◆ Problem statement
Print only the closing part of the entries. It starts at the line containing "Output a JSON" and includes the final line, exactly as written.

[Collection entries]
☆ ☆ ☆ ☆ ☆ ☆ ☆
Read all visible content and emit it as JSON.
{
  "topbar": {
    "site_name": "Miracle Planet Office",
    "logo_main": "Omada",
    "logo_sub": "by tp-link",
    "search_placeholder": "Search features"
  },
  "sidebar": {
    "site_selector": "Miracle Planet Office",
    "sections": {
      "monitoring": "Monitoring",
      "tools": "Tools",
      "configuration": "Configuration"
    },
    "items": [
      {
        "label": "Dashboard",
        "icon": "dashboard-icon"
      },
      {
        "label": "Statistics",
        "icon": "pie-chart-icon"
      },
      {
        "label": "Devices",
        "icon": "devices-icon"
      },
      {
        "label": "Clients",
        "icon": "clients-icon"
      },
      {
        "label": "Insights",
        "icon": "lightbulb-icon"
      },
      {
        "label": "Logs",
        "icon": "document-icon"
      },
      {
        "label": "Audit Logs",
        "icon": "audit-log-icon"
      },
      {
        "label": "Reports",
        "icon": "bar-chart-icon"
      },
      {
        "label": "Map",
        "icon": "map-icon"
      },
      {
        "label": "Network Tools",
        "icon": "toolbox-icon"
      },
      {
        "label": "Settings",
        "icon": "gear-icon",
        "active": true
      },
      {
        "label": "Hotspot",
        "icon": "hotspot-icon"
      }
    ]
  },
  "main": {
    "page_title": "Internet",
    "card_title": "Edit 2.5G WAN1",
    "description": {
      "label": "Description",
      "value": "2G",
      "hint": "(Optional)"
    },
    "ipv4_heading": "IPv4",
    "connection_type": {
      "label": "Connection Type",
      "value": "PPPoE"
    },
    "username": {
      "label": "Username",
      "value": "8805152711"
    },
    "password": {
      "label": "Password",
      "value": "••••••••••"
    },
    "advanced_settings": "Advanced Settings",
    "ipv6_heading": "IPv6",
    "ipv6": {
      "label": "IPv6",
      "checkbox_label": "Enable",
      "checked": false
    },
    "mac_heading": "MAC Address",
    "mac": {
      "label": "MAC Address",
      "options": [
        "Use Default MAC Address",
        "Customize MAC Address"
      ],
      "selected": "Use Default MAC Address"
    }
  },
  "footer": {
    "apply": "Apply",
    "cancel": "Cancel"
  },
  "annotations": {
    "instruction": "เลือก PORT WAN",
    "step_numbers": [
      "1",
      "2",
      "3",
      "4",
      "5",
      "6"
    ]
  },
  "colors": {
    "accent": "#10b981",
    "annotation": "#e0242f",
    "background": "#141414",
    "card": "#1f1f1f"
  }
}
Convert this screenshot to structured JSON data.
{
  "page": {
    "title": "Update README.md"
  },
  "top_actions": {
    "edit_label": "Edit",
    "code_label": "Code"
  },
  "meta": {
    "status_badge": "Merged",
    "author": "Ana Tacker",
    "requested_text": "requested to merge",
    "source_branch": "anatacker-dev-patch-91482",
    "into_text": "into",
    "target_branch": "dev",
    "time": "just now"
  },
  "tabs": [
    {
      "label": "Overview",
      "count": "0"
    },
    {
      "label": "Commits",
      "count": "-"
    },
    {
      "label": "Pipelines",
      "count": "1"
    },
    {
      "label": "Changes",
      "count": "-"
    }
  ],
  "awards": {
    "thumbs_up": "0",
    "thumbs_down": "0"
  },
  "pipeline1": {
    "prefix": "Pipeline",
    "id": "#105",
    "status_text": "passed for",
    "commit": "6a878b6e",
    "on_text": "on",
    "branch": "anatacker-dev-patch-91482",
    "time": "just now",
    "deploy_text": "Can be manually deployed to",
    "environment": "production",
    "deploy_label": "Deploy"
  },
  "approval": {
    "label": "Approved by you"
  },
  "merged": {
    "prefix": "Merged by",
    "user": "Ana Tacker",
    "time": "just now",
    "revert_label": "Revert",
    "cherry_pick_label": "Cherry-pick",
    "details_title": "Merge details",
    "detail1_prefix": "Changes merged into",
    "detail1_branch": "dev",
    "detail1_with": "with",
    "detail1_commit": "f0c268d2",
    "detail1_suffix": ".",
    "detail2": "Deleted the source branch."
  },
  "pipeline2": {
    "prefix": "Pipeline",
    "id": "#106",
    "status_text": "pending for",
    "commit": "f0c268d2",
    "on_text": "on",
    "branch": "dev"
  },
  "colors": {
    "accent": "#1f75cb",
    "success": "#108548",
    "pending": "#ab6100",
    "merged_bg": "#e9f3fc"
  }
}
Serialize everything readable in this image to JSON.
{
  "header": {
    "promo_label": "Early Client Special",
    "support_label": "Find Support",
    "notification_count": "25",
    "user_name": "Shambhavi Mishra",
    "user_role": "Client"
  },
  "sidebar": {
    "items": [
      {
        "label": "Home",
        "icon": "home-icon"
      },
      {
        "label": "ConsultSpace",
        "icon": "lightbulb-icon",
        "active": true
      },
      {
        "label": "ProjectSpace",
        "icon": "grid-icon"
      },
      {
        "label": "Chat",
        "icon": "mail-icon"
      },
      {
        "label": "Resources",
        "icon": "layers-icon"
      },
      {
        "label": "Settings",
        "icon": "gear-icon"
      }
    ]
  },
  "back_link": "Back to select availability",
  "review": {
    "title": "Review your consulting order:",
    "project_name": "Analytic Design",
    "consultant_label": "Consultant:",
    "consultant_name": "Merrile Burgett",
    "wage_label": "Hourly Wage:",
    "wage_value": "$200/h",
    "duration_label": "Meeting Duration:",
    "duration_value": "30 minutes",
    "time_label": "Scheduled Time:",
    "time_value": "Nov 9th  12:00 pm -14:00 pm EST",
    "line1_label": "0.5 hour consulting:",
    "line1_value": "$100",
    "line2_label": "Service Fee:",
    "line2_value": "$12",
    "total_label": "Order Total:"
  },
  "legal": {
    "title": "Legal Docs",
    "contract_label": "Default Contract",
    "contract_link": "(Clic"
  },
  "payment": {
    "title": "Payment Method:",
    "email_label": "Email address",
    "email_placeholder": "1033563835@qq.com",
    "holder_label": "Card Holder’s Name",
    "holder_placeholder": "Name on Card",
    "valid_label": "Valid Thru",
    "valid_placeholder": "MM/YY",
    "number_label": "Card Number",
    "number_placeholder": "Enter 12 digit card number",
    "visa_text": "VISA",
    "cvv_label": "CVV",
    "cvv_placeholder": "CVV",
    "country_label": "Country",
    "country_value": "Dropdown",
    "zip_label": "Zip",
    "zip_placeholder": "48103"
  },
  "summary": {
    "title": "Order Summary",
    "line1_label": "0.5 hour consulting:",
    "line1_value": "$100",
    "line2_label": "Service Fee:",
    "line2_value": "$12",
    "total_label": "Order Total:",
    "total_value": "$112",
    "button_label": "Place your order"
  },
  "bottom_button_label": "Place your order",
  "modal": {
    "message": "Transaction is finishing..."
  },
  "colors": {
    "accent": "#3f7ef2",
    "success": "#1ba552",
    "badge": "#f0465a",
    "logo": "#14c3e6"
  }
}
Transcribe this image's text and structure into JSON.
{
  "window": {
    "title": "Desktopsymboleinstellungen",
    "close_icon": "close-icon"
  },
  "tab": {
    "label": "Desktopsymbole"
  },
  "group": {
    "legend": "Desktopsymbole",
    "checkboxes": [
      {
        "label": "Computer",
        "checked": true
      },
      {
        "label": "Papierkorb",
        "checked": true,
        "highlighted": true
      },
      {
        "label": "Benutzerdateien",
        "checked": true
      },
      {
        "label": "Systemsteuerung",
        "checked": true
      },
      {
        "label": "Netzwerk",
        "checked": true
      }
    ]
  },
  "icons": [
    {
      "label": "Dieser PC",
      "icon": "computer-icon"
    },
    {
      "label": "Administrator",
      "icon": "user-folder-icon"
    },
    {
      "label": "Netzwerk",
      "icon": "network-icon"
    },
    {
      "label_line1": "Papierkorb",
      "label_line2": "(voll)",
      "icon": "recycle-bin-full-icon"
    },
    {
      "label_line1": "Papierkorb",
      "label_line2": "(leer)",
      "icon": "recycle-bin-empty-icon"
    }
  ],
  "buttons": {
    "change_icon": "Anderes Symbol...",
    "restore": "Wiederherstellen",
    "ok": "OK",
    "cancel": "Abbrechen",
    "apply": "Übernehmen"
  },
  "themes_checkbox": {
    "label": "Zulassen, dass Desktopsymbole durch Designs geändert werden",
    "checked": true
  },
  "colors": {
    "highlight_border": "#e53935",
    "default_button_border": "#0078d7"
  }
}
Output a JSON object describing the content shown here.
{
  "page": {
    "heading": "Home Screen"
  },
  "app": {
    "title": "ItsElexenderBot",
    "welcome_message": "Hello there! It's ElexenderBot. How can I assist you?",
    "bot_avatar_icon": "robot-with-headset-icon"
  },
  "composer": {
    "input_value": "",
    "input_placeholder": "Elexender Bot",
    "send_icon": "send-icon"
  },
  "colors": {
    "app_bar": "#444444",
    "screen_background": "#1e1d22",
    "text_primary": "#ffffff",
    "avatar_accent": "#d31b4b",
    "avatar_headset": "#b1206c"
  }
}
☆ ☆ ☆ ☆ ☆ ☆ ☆
◆ Exercise solution
Output a JSON object describing the content shown here.
{
  "page": {
    "heading": "Home Screen"
  },
  "app": {
    "title": "ItsElexenderBot",
    "welcome_message": "Hello there! It's ElexenderBot. How can I assist you?",
    "bot_avatar_icon": "robot-with-headset-icon"
  },
  "composer": {
    "input_value": "",
    "input_placeholder": "Elexender Bot",
    "send_icon": "send-icon"
  },
  "colors": {
    "app_bar": "#444444",
    "screen_background": "#1e1d22",
    "text_primary": "#ffffff",
    "avatar_accent": "#d31b4b",
    "avatar_headset": "#b1206c"
  }
}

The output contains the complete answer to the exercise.